# EXERCISE:
Using the data beneath, show every line that includes the word "Ready".

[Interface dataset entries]
_____

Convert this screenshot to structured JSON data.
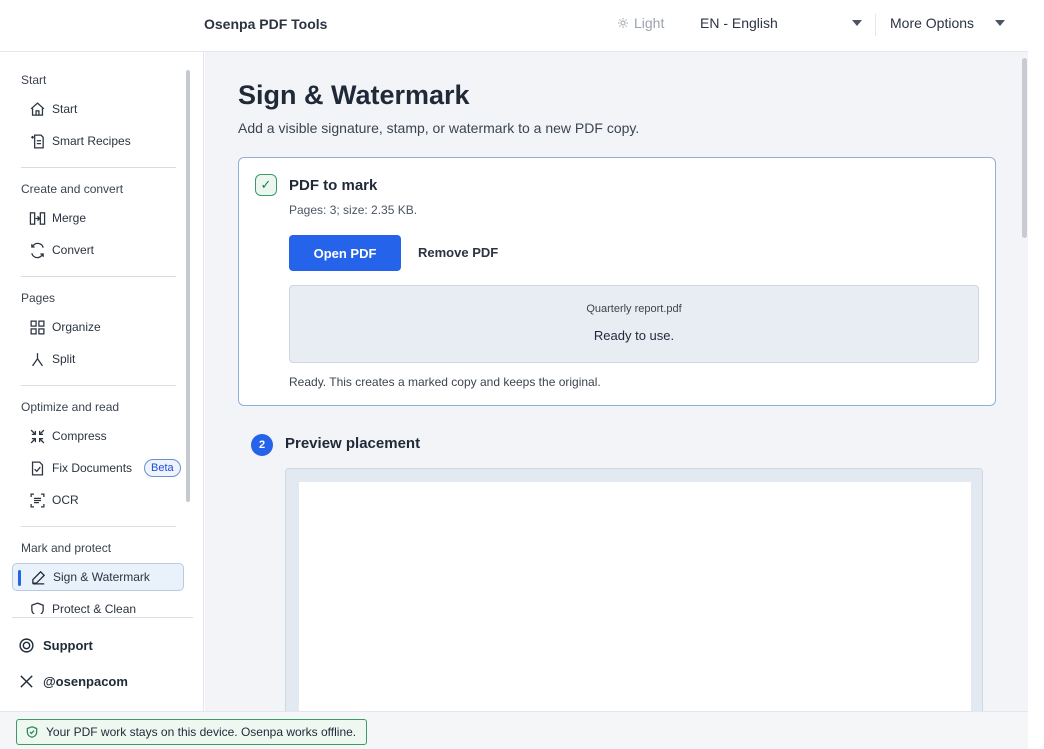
{
  "header": {
    "brand": "Osenpa PDF Tools",
    "theme_label": "Light",
    "language": "EN - English",
    "more_options": "More Options"
  },
  "sidebar": {
    "sections": [
      {
        "title": "Start",
        "items": [
          {
            "label": "Start",
            "icon": "home-icon"
          },
          {
            "label": "Smart Recipes",
            "icon": "recipe-icon"
          }
        ]
      },
      {
        "title": "Create and convert",
        "items": [
          {
            "label": "Merge",
            "icon": "merge-icon"
          },
          {
            "label": "Convert",
            "icon": "convert-icon"
          }
        ]
      },
      {
        "title": "Pages",
        "items": [
          {
            "label": "Organize",
            "icon": "organize-icon"
          },
          {
            "label": "Split",
            "icon": "split-icon"
          }
        ]
      },
      {
        "title": "Optimize and read",
        "items": [
          {
            "label": "Compress",
            "icon": "compress-icon"
          },
          {
            "label": "Fix Documents",
            "icon": "fix-icon",
            "badge": "Beta"
          },
          {
            "label": "OCR",
            "icon": "ocr-icon"
          }
        ]
      },
      {
        "title": "Mark and protect",
        "items": [
          {
            "label": "Sign & Watermark",
            "icon": "pen-icon",
            "active": true
          },
          {
            "label": "Protect & Clean",
            "icon": "shield-icon"
          }
        ]
      }
    ],
    "support_label": "Support",
    "social_label": "@osenpacom"
  },
  "main": {
    "title": "Sign & Watermark",
    "subtitle": "Add a visible signature, stamp, or watermark to a new PDF copy.",
    "step1": {
      "check": "✓",
      "title": "PDF to mark",
      "meta": "Pages: 3; size: 2.35 KB.",
      "open_button": "Open PDF",
      "remove_button": "Remove PDF",
      "file_name": "Quarterly report.pdf",
      "file_status": "Ready to use.",
      "footnote": "Ready. This creates a marked copy and keeps the original."
    },
    "step2": {
      "number": "2",
      "title": "Preview placement"
    }
  },
  "footer": {
    "offline_notice": "Your PDF work stays on this device. Osenpa works offline."
  },
  "colors": {
    "accent": "#2563eb",
    "success": "#3a9a6a",
    "card_border": "#8fb0d8"
  }
}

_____

# EXPECTED OUTPUT:
      "file_status": "Ready to use.",
      "footnote": "Ready. This creates a marked copy and keeps the original."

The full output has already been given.